One of the major concerns that is gaining widespread acceptance, at least in the research community (and discussed at length in the TEEB report on wetlands) is that much of water resource development that have been undertaken to increase access to water have not given adequate consideration to harmful trade-offs with other services provided by wetlands, and many such conversions of wetlands have favoured provisioning services (notably food production) at the expense of losing or reducing delivery of regulating and supporting services. Given the often high values, and the diversity of ecosystem services provided by intact wetlands, and that a large proportion of these values are from services such as regulation of water flows, moderation of extreme events and water purification, the widespread and major losses of all types of inland and coastal wetlands have led to a situation where the ecosystem services of wetlands are poorly delivered to people.
Permitting the remaining wetlands to be converted or letting them degrade means further loss of their value to people. Such costs of inaction (or actions to convert wetlands) can be very high. Global research provides much needed evidence of this scenario which citizens of Chennai can well relate to: the loss of one hectare of wetland is estimated to correspond to an average increase in storm damage from specific storms of $33,000. The costs of just one summer flooding event in the UK, in 2007, are estimated at £3.2 billion ($ 5.2 billion), with damage and costs occurring largely in areas of former river floodplain converted through urban, industrial and infrastructure developments.
When wetlands have been allowed to be lost or degraded, there is a second category of the cost of such inaction: the cost of restoration. Overall, whilst costs of restoration can be high, and require long term management investment, the resulting economic benefits to people can outweigh such costs. However, in general even with active restoration interventions, once wetlands have been disturbed, they either recover slowly (over decades or centuries) or move towards alternate states that differ from their original (pre-disturbance) state. Removing the stressors or pressures on the ecological character of existing wetlands is the best practice for preventing further loss and degradation. When this is not feasible or when degradation has already occurred, wetland restoration must be considered as a potential response option. Some wetland restoration efforts have failed due to, among other things, narrow objectives which focus on one benefit or a partial package of benefits. These failures, once accepted could form the bedrock for a more multi-purpose, scientific restoration of wetlands that are case specific. The commitments and obligations under the Ramsar Convention clearly mandate wise use and the avoidance of wetland loss and degradation as the first and highest priority.

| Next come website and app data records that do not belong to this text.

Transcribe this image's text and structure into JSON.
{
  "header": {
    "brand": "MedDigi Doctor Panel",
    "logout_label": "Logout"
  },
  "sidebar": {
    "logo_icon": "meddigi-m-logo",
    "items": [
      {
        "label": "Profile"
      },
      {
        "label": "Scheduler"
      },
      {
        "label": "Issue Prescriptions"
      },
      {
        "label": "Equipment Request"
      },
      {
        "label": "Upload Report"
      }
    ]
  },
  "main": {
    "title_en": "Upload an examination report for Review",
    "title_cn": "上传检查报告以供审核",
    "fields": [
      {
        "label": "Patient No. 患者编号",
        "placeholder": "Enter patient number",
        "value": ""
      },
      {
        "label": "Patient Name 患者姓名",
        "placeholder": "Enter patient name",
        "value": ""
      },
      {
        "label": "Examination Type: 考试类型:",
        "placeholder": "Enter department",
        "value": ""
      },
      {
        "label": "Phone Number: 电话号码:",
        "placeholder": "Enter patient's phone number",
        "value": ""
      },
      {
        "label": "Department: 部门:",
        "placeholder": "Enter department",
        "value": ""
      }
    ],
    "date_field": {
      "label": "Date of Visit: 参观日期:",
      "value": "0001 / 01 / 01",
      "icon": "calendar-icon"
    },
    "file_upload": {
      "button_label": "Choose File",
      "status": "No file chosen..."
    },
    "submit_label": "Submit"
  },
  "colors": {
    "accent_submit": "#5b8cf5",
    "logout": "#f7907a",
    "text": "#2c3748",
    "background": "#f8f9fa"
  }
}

The Convention has also provided national governments and others with a framework on how to avoid, mitigate and compensate for wetland loss and degradation, which includes identification of the opportunities for wetland restoration.
The recently enacted National Wetland Rules are based on the principles outlined by the Ramsar Convention, and the State Wetland Authority of Tamil Nadu (constituted in 2016) cannot afford inaction.
— The writer is Managing Trustee, Care Earth